One evening in September, 2004, Gaylord drove to a playground next to the freeway in Downey. About two dozen of Gaylord’s colleagues from the F.B.I. were already gathered there, including a team from the East Coast that specialized in making clandestine entries into the homes of investigation suspects. That night, they planned to conduct a secret search of Mak’s house. Mak and Rebecca were vacationing in Alaska, and this gave agents an opportunity to use a court order authorizing them to enter the Maks’ residence in their absence.

For weeks, agents had been watching Blandwood Road, the street the Maks lived on, researching the nightly patterns of nearby neighbors. The person next door routinely woke up at three to go to the bathroom, walking past a window that offered a partial view into the Maks’ house. Behind the Maks’ residence was a dog that was given to barking loudly. A neighbor across the street came out every morning at four to smoke a cigarette. If any of them were to raise an alarm, the search would not remain secret. Mak would find out and, if he was indeed a spy, it would become harder to find evidence against him.

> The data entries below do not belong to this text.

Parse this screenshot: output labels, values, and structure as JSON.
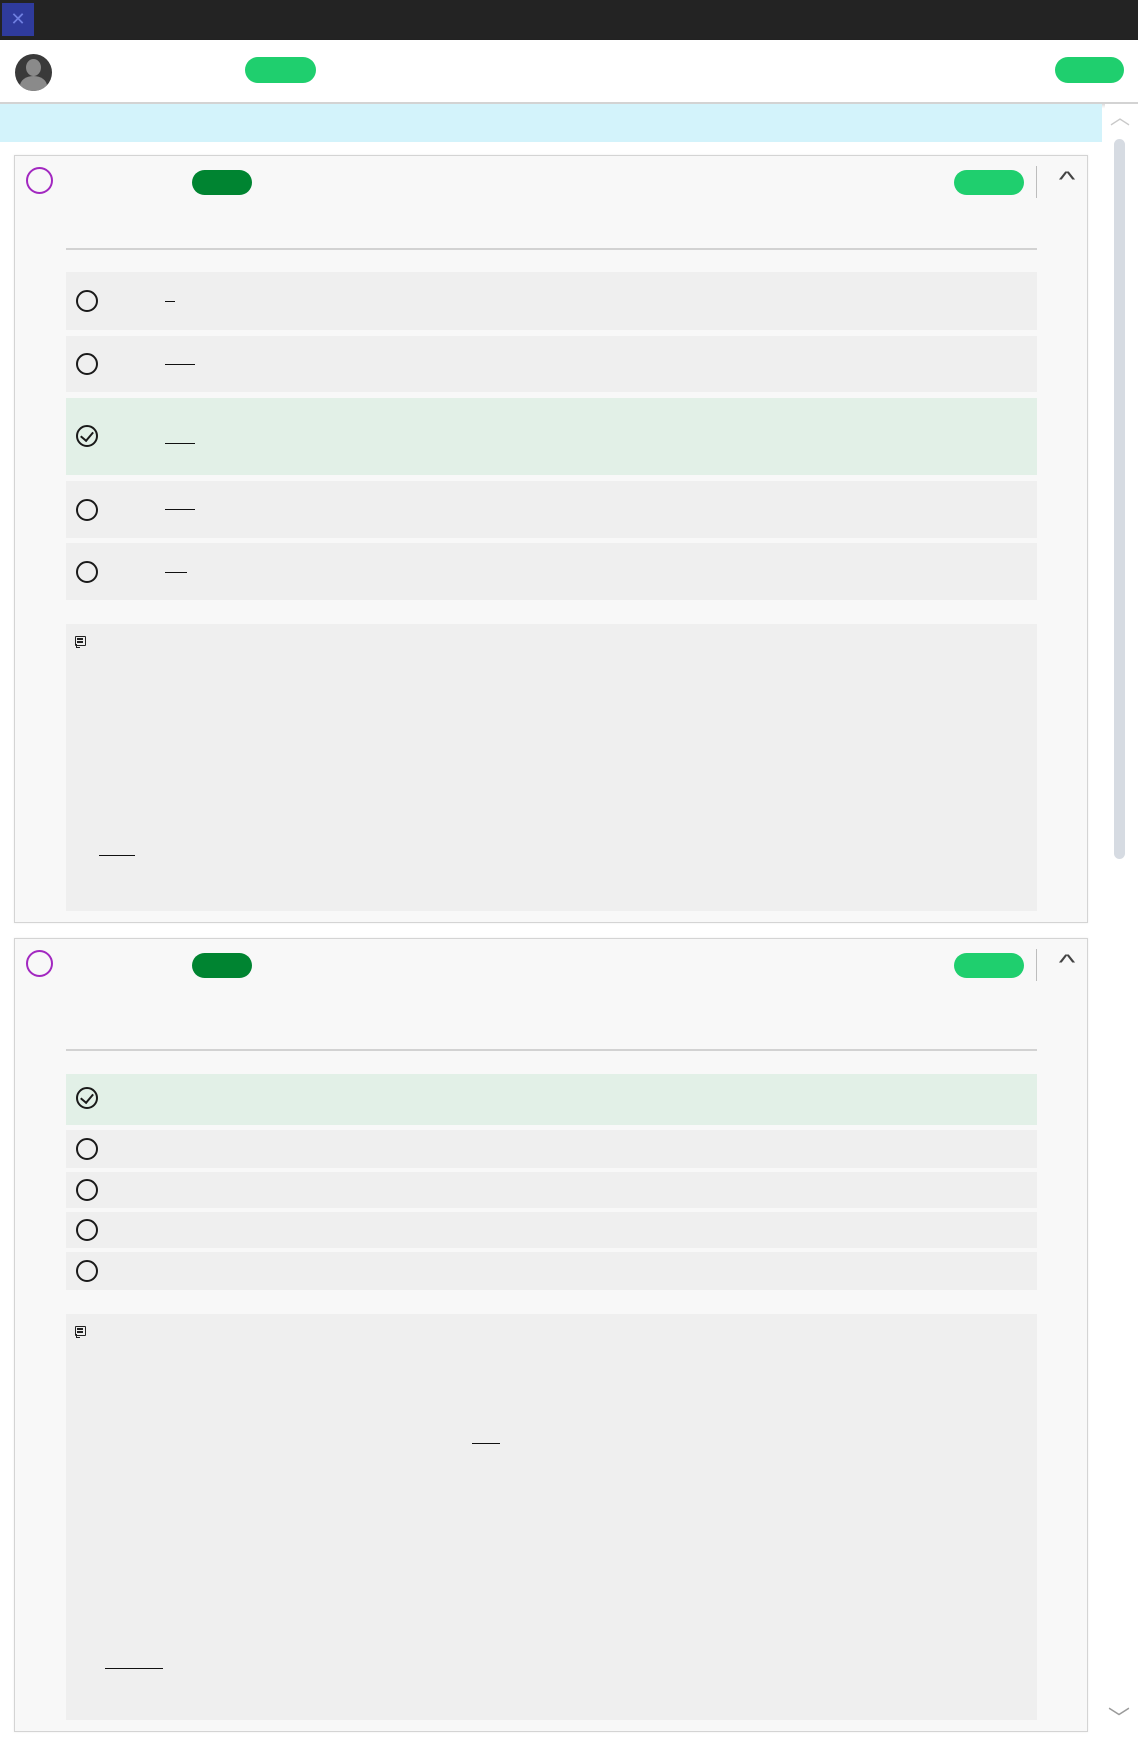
{
  "window": {
    "title": ""
  },
  "topbar": {
    "center_pill_label": "",
    "right_pill_label": ""
  },
  "banner": {
    "text": ""
  },
  "questions": [
    {
      "status_badge": "",
      "right_badge": "",
      "prompt": "",
      "options": [
        {
          "text": "",
          "state": "unselected"
        },
        {
          "text": "",
          "state": "unselected"
        },
        {
          "text": "",
          "state": "correct"
        },
        {
          "text": "",
          "state": "unselected"
        },
        {
          "text": "",
          "state": "unselected"
        }
      ],
      "explanation": ""
    },
    {
      "status_badge": "",
      "right_badge": "",
      "prompt": "",
      "options": [
        {
          "text": "",
          "state": "correct"
        },
        {
          "text": "",
          "state": "unselected"
        },
        {
          "text": "",
          "state": "unselected"
        },
        {
          "text": "",
          "state": "unselected"
        },
        {
          "text": "",
          "state": "unselected"
        }
      ],
      "explanation": ""
    }
  ],
  "colors": {
    "titlebar": "#232323",
    "banner": "#d3f3fb",
    "pill_light": "#1fcf6e",
    "pill_dark": "#008431",
    "question_circle": "#a228c0",
    "correct_option_bg": "#e2f0e7",
    "option_bg": "#efefef"
  },
  "icons": {
    "app": "app-logo-icon",
    "avatar": "user-avatar-icon",
    "collapse": "chevron-up-icon",
    "note": "note-icon",
    "correct": "check-circle-icon",
    "radio": "radio-empty-icon"
  }
}
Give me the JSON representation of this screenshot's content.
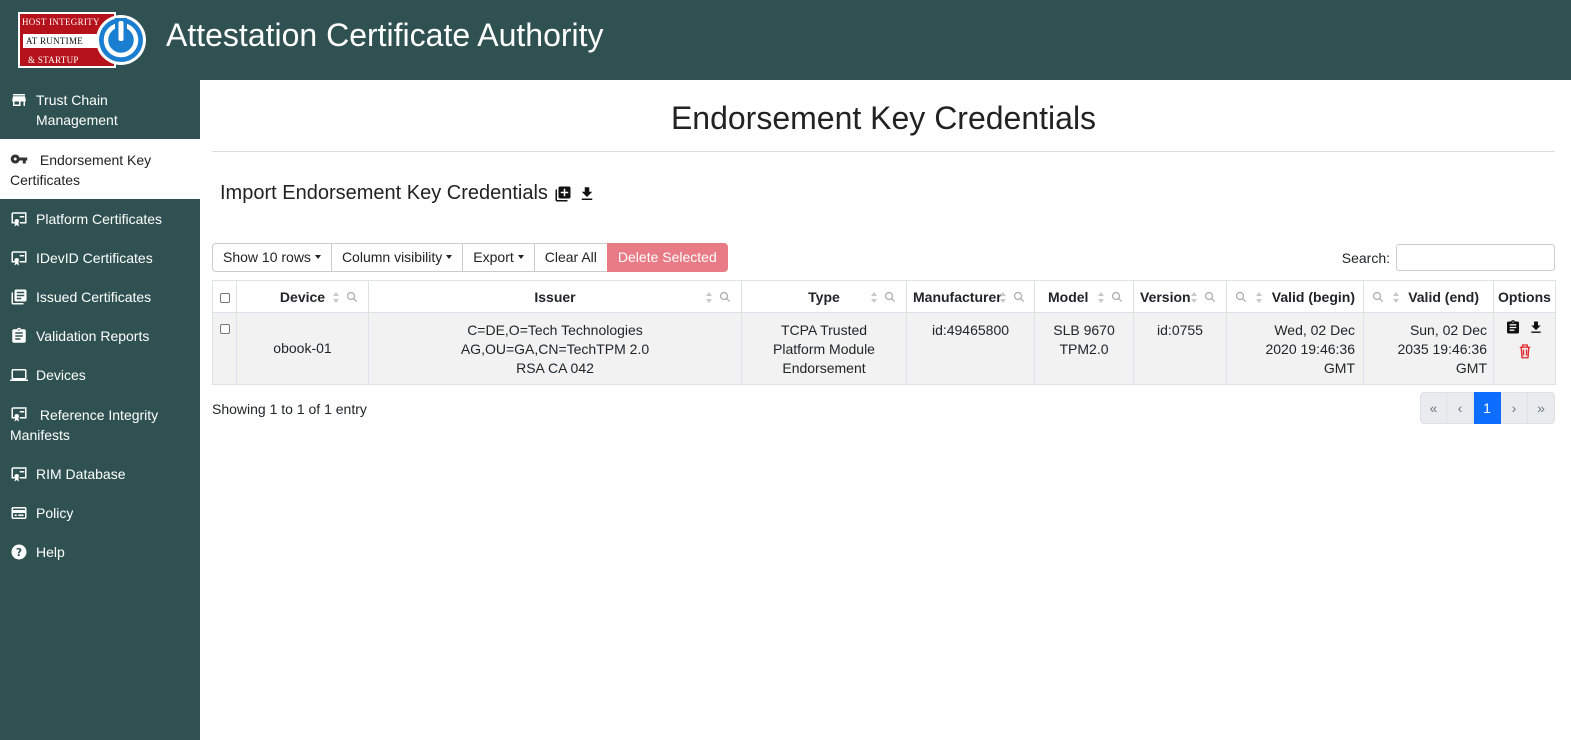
{
  "header": {
    "logo_lines": [
      "HOST INTEGRITY",
      "AT RUNTIME",
      "& STARTUP"
    ],
    "title": "Attestation Certificate Authority"
  },
  "sidebar": {
    "items": [
      {
        "label": "Trust Chain Management",
        "icon": "store-icon"
      },
      {
        "label": "Endorsement Key Certificates",
        "icon": "key-icon",
        "active": true
      },
      {
        "label": "Platform Certificates",
        "icon": "certificate-icon"
      },
      {
        "label": "IDevID Certificates",
        "icon": "certificate-icon"
      },
      {
        "label": "Issued Certificates",
        "icon": "library-books-icon"
      },
      {
        "label": "Validation Reports",
        "icon": "clipboard-icon"
      },
      {
        "label": "Devices",
        "icon": "laptop-icon"
      },
      {
        "label": "Reference Integrity Manifests",
        "icon": "certificate-icon"
      },
      {
        "label": "RIM Database",
        "icon": "certificate-icon"
      },
      {
        "label": "Policy",
        "icon": "policy-card-icon"
      },
      {
        "label": "Help",
        "icon": "help-icon"
      }
    ]
  },
  "main": {
    "page_title": "Endorsement Key Credentials",
    "import_label": "Import Endorsement Key Credentials",
    "toolbar": {
      "show_rows": "Show 10 rows",
      "column_visibility": "Column visibility",
      "export": "Export",
      "clear_all": "Clear All",
      "delete_selected": "Delete Selected"
    },
    "search_label": "Search:",
    "search_value": "",
    "columns": [
      "Device",
      "Issuer",
      "Type",
      "Manufacturer",
      "Model",
      "Version",
      "Valid (begin)",
      "Valid (end)",
      "Options"
    ],
    "rows": [
      {
        "device": "obook-01",
        "issuer": "C=DE,O=Tech Technologies AG,OU=GA,CN=TechTPM 2.0 RSA CA 042",
        "type": "TCPA Trusted Platform Module Endorsement",
        "manufacturer": "id:49465800",
        "model": "SLB 9670 TPM2.0",
        "version": "id:0755",
        "valid_begin": "Wed, 02 Dec 2020 19:46:36 GMT",
        "valid_end": "Sun, 02 Dec 2035 19:46:36 GMT"
      }
    ],
    "showing": "Showing 1 to 1 of 1 entry",
    "pagination": {
      "first": "«",
      "prev": "‹",
      "current": "1",
      "next": "›",
      "last": "»"
    }
  },
  "colors": {
    "header_bg": "#2f5151",
    "sidebar_bg": "#2f5151",
    "delete_btn": "#e87b85",
    "page_active": "#0d6efd",
    "trash": "#e0262b"
  }
}
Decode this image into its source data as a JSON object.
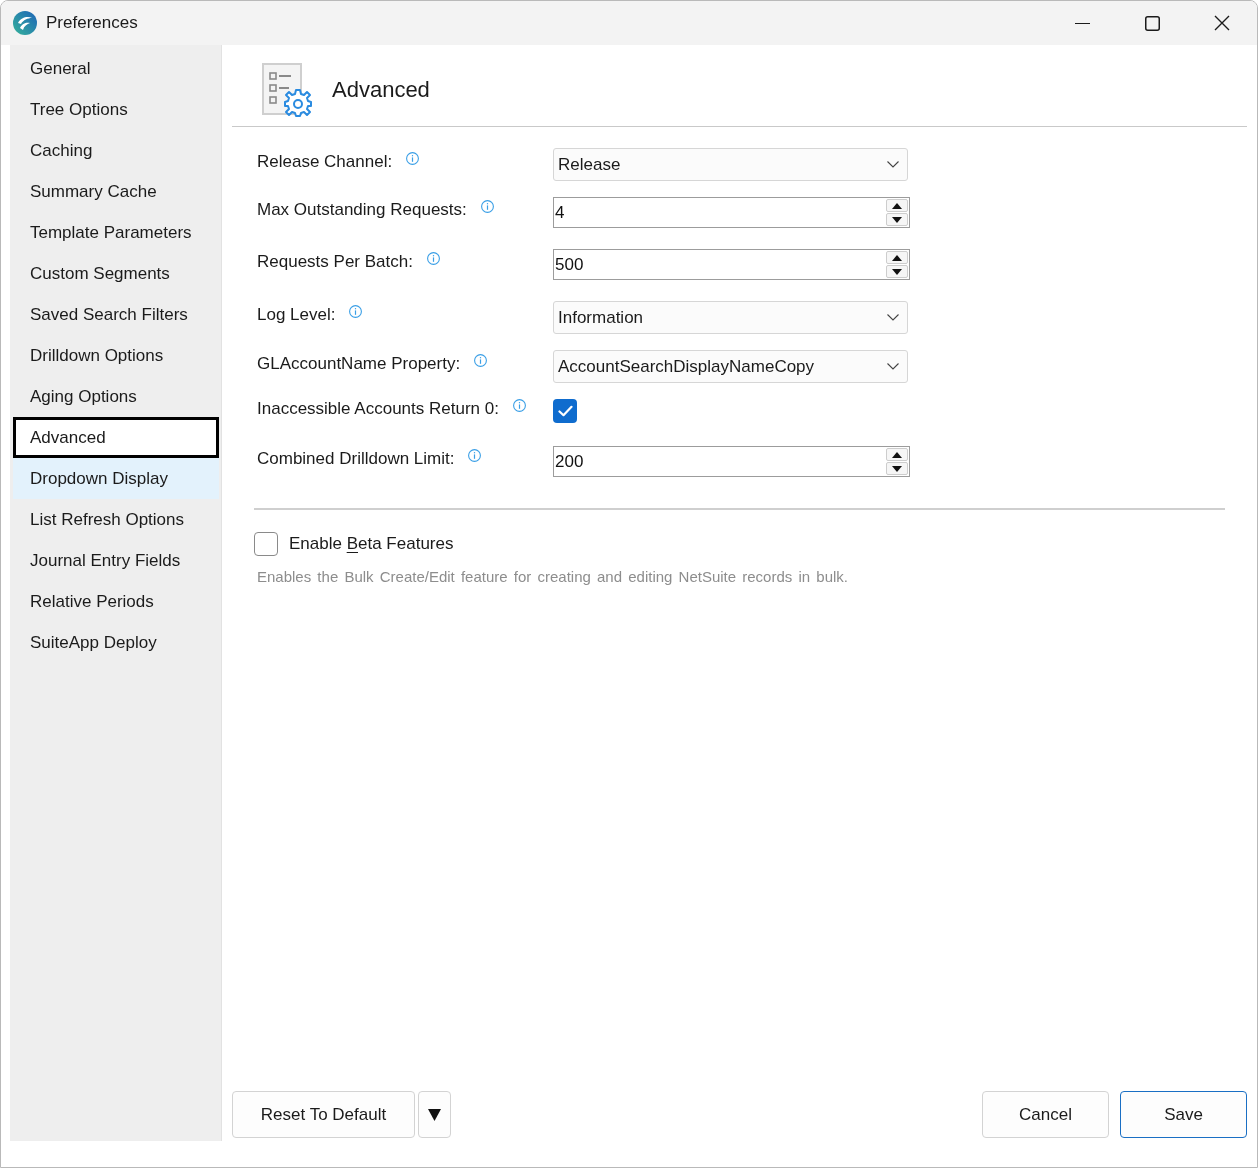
{
  "window": {
    "title": "Preferences"
  },
  "sidebar": {
    "items": [
      {
        "label": "General",
        "selected": false,
        "hovered": false
      },
      {
        "label": "Tree Options",
        "selected": false,
        "hovered": false
      },
      {
        "label": "Caching",
        "selected": false,
        "hovered": false
      },
      {
        "label": "Summary Cache",
        "selected": false,
        "hovered": false
      },
      {
        "label": "Template Parameters",
        "selected": false,
        "hovered": false
      },
      {
        "label": "Custom Segments",
        "selected": false,
        "hovered": false
      },
      {
        "label": "Saved Search Filters",
        "selected": false,
        "hovered": false
      },
      {
        "label": "Drilldown Options",
        "selected": false,
        "hovered": false
      },
      {
        "label": "Aging Options",
        "selected": false,
        "hovered": false
      },
      {
        "label": "Advanced",
        "selected": true,
        "hovered": false
      },
      {
        "label": "Dropdown Display",
        "selected": false,
        "hovered": true
      },
      {
        "label": "List Refresh Options",
        "selected": false,
        "hovered": false
      },
      {
        "label": "Journal Entry Fields",
        "selected": false,
        "hovered": false
      },
      {
        "label": "Relative Periods",
        "selected": false,
        "hovered": false
      },
      {
        "label": "SuiteApp Deploy",
        "selected": false,
        "hovered": false
      }
    ]
  },
  "page": {
    "title": "Advanced"
  },
  "settings": [
    {
      "kind": "dropdown",
      "label": "Release Channel:",
      "value": "Release"
    },
    {
      "kind": "spinner",
      "label": "Max Outstanding Requests:",
      "value": "4"
    },
    {
      "kind": "spinner",
      "label": "Requests Per Batch:",
      "value": "500"
    },
    {
      "kind": "dropdown",
      "label": "Log Level:",
      "value": "Information"
    },
    {
      "kind": "dropdown",
      "label": "GLAccountName Property:",
      "value": "AccountSearchDisplayNameCopy"
    },
    {
      "kind": "checkbox",
      "label": "Inaccessible Accounts Return 0:",
      "checked": true
    },
    {
      "kind": "spinner",
      "label": "Combined Drilldown Limit:",
      "value": "200"
    }
  ],
  "beta": {
    "checked": false,
    "label_parts": [
      {
        "text": "Enable ",
        "underlined": false
      },
      {
        "text": "B",
        "underlined": true
      },
      {
        "text": "eta Features",
        "underlined": false
      }
    ],
    "description": "Enables the Bulk Create/Edit feature for creating and editing NetSuite records in bulk."
  },
  "footer": {
    "reset": {
      "label": "Reset To Default"
    },
    "actions": [
      {
        "label": "Cancel",
        "default": false
      },
      {
        "label": "Save",
        "default": true
      }
    ]
  }
}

Shortly before midnight, Gaylord and two other agents got into a Chevy minivan with the middle and back rows of seats removed. The vehicle was identical in appearance to the one that Mak drove; it would raise no suspicions even if neighbors happened to notice it. The agents lay down flat in the back of the van, leaving only the driver visible from the street. After getting the go-ahead from a surveillance team, the van pulled out from the playground and drove to Blandwood Road, stopping a short distance from the Maks’ house.

The group of entry specialists was already inside the house. Gaylord gently opened the front door and entered, letting two other agents in behind him. The men stood motionless, waiting for their eyes to adjust to the darkness. Everything they could see was covered in a thick layer of dust, including a model airplane on a coffee table and a vacuum cleaner in the hallway. In the dim light, Gaylord saw stacks of documents, some two to three feet high, everywhere: by the front door, on the dinner table, in the home office.


The agents began photographing the documents, taking care to put them back exactly as they had been. Among the stacks were manuals and designs for power systems on U.S. Navy ships and concepts for new naval technologies under development. One set of documents contained information about the Virginia-class submarines, describing ways to cloak submarine propellers and fire anti-aircraft weapons underwater.

The agents took pictures of other materials: tax returns, travel documents, and an address book listing Mak’s contacts, including several other engineers of Chinese origin living in California. This is where the F.B.I. first came across the name Greg Chung.